Understanding Rust - A Systems Programming Language

What is Rust?

Rust is a systems programming language which runs blazing fast, prevents almost all crashes, segfaults and data races. Most people, now, might wonder exactly why do you need another programming language, when we already have a lot of them.

I'll try to explain exactly why.

Safety Vs Control

We have often seen this spectrum where we have C/C++ which has more control of the hardware which it's running on, enabling the developer to optimize the performance by executing finer control over the assembly generated. However, this is not very safe; it's easier to segfault or to cause security bugs like heartbleed.

On the other hand, we have languages like Python, Ruby, and JS where the developer has very little control over what's going on but they are very safe. They can't get segfaults, you can get exceptions but they are pretty contained. And somewhere in the middle, there's Java and a few others which are a good mixture of both, with control over the hardware they run on and vulnerabilities that don't show up much.

Rust is a bit different. Rust doesn't fall in the given spectrum. It gives the developer all the safety and the control.

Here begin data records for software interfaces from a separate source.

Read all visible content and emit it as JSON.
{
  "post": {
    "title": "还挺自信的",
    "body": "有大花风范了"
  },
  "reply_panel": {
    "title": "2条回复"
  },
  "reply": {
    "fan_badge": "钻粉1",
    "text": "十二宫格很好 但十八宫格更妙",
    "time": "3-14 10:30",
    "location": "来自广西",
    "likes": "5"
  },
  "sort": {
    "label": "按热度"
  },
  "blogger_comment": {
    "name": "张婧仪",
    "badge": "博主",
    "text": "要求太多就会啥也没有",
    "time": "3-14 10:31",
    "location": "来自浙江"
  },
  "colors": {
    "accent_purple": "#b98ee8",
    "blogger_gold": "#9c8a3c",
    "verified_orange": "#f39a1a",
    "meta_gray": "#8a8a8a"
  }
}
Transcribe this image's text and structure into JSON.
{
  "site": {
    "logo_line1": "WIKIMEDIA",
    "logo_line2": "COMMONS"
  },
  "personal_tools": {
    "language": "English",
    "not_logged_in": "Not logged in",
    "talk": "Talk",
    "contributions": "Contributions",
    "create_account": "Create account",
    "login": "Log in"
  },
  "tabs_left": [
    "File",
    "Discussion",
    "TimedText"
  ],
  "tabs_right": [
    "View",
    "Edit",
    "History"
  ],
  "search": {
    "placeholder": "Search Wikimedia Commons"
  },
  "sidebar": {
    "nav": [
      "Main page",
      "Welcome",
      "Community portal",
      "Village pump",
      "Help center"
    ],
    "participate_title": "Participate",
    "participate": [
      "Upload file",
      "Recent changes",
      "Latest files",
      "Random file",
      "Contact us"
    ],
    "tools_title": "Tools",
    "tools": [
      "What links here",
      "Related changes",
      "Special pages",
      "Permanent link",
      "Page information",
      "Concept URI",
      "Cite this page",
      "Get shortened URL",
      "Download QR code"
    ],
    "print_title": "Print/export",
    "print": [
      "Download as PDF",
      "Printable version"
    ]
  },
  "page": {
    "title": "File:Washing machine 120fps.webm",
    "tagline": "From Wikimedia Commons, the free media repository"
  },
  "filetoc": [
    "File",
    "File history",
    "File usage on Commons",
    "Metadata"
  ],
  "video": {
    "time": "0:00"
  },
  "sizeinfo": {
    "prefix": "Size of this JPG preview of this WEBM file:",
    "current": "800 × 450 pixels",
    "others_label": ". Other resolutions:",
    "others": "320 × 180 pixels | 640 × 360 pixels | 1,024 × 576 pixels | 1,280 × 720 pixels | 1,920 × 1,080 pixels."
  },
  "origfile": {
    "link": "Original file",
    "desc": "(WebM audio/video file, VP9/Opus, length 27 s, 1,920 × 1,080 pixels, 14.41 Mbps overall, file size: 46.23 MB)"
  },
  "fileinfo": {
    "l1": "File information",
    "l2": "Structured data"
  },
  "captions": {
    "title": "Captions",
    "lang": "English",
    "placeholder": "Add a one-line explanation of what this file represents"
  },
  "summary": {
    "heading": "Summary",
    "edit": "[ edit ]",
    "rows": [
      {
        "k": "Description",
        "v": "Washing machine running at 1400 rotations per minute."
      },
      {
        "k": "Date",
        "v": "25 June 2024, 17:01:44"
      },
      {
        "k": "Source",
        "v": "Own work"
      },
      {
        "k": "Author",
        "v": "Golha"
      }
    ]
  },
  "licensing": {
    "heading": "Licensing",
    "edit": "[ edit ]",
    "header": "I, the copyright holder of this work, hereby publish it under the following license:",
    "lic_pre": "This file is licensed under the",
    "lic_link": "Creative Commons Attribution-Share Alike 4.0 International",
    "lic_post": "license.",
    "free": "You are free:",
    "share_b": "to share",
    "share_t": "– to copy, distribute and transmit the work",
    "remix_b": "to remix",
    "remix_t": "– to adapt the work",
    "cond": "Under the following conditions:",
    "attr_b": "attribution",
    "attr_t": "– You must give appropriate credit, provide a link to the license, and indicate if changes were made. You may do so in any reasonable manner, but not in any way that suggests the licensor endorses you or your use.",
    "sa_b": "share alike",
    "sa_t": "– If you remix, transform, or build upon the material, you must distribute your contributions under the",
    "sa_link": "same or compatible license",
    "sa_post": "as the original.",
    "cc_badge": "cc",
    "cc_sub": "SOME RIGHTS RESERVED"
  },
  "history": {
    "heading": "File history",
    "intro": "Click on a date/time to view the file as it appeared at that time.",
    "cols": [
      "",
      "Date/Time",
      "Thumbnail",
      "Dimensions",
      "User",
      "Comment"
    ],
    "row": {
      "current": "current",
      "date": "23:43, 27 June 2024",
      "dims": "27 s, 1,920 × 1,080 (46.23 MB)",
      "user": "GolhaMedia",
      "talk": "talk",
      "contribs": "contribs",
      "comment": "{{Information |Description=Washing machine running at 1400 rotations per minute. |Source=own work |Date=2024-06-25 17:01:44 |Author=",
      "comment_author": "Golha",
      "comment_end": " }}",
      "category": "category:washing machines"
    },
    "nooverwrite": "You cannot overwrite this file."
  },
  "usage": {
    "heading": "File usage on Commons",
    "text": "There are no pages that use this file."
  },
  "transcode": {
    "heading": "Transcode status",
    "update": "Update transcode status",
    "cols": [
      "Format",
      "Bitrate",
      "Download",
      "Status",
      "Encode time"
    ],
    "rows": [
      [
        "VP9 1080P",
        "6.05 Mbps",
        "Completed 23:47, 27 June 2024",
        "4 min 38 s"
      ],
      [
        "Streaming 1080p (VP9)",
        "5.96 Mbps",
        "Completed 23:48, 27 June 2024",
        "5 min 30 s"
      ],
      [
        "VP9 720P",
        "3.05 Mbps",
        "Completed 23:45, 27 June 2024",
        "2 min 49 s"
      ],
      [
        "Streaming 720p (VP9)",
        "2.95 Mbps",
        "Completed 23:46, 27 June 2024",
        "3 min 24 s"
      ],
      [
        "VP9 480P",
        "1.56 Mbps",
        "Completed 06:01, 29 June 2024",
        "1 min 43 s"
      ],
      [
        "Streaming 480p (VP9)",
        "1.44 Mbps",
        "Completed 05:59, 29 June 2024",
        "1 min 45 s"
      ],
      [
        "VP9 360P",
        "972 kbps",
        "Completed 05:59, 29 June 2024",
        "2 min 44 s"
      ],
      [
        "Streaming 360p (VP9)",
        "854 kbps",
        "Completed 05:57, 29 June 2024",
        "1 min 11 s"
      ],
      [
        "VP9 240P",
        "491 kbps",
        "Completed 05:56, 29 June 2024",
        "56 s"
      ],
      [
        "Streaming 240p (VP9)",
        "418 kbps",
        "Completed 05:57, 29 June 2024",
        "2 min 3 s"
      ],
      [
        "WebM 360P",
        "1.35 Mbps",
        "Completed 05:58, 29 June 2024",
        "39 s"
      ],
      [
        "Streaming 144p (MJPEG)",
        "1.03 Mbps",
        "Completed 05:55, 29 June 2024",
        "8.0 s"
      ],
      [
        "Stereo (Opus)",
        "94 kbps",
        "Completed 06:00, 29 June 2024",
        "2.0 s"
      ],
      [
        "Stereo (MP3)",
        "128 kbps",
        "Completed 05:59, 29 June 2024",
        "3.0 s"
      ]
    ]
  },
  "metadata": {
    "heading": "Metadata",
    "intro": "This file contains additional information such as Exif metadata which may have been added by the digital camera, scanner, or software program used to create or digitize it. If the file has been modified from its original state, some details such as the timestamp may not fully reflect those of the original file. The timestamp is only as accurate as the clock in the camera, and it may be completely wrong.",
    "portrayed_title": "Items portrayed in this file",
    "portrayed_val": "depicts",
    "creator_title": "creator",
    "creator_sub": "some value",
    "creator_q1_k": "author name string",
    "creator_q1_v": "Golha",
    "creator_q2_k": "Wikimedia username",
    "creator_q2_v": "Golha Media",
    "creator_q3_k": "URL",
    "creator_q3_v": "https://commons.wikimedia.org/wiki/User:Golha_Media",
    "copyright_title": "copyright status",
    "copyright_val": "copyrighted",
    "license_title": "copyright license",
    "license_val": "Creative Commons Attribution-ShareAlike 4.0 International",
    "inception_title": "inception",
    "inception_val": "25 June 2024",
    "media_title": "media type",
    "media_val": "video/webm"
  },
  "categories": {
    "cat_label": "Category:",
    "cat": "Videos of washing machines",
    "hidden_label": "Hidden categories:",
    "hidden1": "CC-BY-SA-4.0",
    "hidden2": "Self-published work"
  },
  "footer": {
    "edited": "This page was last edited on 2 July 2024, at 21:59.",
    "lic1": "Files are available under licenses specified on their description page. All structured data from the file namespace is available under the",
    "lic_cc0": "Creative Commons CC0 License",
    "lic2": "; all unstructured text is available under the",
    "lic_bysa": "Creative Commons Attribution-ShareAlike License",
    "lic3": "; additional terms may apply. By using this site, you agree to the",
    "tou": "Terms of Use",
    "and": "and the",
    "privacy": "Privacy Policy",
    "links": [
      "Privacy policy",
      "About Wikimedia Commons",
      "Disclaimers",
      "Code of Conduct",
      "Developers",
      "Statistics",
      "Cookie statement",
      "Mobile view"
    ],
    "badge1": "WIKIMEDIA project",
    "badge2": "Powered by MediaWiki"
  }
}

Specialties of Rust

Well, Rust is a systems programming language like C/C++ but unlike those,  what it gives to the developers is fine grained control over memory allocations. Garbage collector is not required anymore. It has a minimal runtime and it's very close to the bare metal. What it implies is, the developer is guaranteed the performance of the code and also, anyone who knows C/C++ can understand and reason with a Rust code.

Rust runs blazing fast since Rust is a compile language with LLVM as it's back-end and it taps in to a large suite of optimizations. In a lot of areas, Rust can do better than C/C++.

Rust, like JS, Ruby, and Python, is safe by default which means you can't have segfaults, dangling pointers or null pointers .

One of very important features of Rust is it eliminates data races. Nowadays, we have computers with tons of cores and many threads running in parallel but it's really tough to write parallel code. What elimination of data races does is that it simply assures the developer can't write the wrong parallel code.

Two Key concepts which eliminate data races.


Variables are moved to new locations, preventing the previous location from using it. There is only every one owner of data!


Owned values can be borrowed in Rust to allow usage for a certain period of time.

In Fedora 25 & 24

You can use  dnf install rust and get started with Rust. Here's the demo program on Fedora 25.

I have created a simple program to print a statement because printing "hello world" is too mainstream.

That's how I execute it and get the the printed message.